The study was published in the Canadian Journal of Cardiology and led by Paul Poirier, MD, PhD, of Laval University in Quebec, Canada. Poirier and his team of researchers set out to discover whether adding yoga to aerobic exercise would reduce cardiovascular risk more than stretching.

“We sought to apply a rigorous scientific approach to identify cardiovascular risk factors for which yoga is beneficial for at-risk patients and ways it could be applied in a healthcare setting such as a primary prevention program,” said Poirier in a statement.

Investigators recruited 60 individuals with diagnosed high blood pressure and metabolic syndrome and divided them into two groups. Over the course of three months, participants added 15 minutes of either stretching or yoga to 30 minutes of aerobic exercise.

After the three-month trial, researchers found both groups had a decrease in resting systolic, diastolic blood pressure, and heart rate. However, results showed those who practiced yoga reduced their systolic blood pressure by 10 millimeters of mercury (mmHg), whereas those who stretched had a reduction of only four mmHg.

According to the study’s authors, these findings indicate that structured yoga practices may be more effective in reducing cardiovascular risk than stretching alone.

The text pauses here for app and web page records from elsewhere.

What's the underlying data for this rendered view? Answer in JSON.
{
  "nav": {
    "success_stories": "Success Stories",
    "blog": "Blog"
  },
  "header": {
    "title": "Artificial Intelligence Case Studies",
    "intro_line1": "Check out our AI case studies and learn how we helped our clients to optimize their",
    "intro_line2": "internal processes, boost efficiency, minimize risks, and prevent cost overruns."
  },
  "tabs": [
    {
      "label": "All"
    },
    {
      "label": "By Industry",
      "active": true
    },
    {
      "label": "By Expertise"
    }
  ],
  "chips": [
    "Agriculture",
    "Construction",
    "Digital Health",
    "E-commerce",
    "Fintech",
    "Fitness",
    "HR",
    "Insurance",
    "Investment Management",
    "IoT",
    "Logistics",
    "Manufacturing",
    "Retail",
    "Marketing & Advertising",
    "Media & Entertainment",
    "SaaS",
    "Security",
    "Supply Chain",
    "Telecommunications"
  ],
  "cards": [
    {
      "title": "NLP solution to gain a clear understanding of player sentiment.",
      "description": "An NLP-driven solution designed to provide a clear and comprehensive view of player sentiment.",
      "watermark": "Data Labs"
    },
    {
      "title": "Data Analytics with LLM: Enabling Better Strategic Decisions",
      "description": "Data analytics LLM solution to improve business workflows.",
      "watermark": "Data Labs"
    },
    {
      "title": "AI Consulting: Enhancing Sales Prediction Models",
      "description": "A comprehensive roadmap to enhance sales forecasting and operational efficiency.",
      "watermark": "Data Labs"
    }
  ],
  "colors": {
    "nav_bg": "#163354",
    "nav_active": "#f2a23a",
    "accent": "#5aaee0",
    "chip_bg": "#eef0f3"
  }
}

"This study provides evidence for an additional non-pharmacologic therapy option for cardiovascular risk reduction and blood pressure control in patients with high blood pressure, in the setting of a primary prevention exercise program," said Poirier.